THE RECORDS =>
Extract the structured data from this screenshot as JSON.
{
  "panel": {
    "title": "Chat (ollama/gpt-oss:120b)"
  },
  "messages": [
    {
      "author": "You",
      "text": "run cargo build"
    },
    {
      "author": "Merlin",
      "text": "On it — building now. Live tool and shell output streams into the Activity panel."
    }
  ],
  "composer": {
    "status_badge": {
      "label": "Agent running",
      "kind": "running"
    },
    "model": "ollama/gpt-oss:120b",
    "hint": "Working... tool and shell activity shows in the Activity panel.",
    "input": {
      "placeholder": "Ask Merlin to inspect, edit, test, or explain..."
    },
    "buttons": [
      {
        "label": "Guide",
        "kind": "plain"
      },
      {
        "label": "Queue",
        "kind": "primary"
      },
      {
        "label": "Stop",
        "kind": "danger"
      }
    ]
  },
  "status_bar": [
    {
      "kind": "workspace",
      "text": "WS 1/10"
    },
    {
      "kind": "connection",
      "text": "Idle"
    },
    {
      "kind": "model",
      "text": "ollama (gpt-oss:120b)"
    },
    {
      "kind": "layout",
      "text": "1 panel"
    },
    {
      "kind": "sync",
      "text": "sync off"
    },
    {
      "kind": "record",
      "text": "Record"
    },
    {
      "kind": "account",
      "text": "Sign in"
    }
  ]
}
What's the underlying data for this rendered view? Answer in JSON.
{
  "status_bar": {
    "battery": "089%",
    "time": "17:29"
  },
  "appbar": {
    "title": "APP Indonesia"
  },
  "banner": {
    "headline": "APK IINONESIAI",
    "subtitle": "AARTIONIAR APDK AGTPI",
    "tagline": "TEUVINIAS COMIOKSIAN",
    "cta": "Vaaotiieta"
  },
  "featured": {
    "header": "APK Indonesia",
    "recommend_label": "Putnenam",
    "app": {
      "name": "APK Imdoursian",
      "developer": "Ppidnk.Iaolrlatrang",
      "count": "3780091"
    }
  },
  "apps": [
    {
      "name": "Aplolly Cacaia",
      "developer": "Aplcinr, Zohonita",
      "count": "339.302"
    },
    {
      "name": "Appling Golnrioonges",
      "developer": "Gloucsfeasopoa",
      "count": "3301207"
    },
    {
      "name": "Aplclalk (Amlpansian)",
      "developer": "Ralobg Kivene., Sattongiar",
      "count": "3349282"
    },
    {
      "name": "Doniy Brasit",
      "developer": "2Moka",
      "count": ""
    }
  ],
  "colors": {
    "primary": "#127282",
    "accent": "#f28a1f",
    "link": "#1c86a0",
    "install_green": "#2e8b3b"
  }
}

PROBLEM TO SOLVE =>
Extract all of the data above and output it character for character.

RESULT FOR THIS EXERCISE =>
Extract the structured data from this screenshot as JSON.
{
  "panel": {
    "title": "Chat (ollama/gpt-oss:120b)"
  },
  "messages": [
    {
      "author": "You",
      "text": "run cargo build"
    },
    {
      "author": "Merlin",
      "text": "On it — building now. Live tool and shell output streams into the Activity panel."
    }
  ],
  "composer": {
    "status_badge": {
      "label": "Agent running",
      "kind": "running"
    },
    "model": "ollama/gpt-oss:120b",
    "hint": "Working... tool and shell activity shows in the Activity panel.",
    "input": {
      "placeholder": "Ask Merlin to inspect, edit, test, or explain..."
    },
    "buttons": [
      {
        "label": "Guide",
        "kind": "plain"
      },
      {
        "label": "Queue",
        "kind": "primary"
      },
      {
        "label": "Stop",
        "kind": "danger"
      }
    ]
  },
  "status_bar": [
    {
      "kind": "workspace",
      "text": "WS 1/10"
    },
    {
      "kind": "connection",
      "text": "Idle"
    },
    {
      "kind": "model",
      "text": "ollama (gpt-oss:120b)"
    },
    {
      "kind": "layout",
      "text": "1 panel"
    },
    {
      "kind": "sync",
      "text": "sync off"
    },
    {
      "kind": "record",
      "text": "Record"
    },
    {
      "kind": "account",
      "text": "Sign in"
    }
  ]
}
What's the underlying data for this rendered view? Answer in JSON.
{
  "status_bar": {
    "battery": "089%",
    "time": "17:29"
  },
  "appbar": {
    "title": "APP Indonesia"
  },
  "banner": {
    "headline": "APK IINONESIAI",
    "subtitle": "AARTIONIAR APDK AGTPI",
    "tagline": "TEUVINIAS COMIOKSIAN",
    "cta": "Vaaotiieta"
  },
  "featured": {
    "header": "APK Indonesia",
    "recommend_label": "Putnenam",
    "app": {
      "name": "APK Imdoursian",
      "developer": "Ppidnk.Iaolrlatrang",
      "count": "3780091"
    }
  },
  "apps": [
    {
      "name": "Aplolly Cacaia",
      "developer": "Aplcinr, Zohonita",
      "count": "339.302"
    },
    {
      "name": "Appling Golnrioonges",
      "developer": "Gloucsfeasopoa",
      "count": "3301207"
    },
    {
      "name": "Aplclalk (Amlpansian)",
      "developer": "Ralobg Kivene., Sattongiar",
      "count": "3349282"
    },
    {
      "name": "Doniy Brasit",
      "developer": "2Moka",
      "count": ""
    }
  ],
  "colors": {
    "primary": "#127282",
    "accent": "#f28a1f",
    "link": "#1c86a0",
    "install_green": "#2e8b3b"
  }
}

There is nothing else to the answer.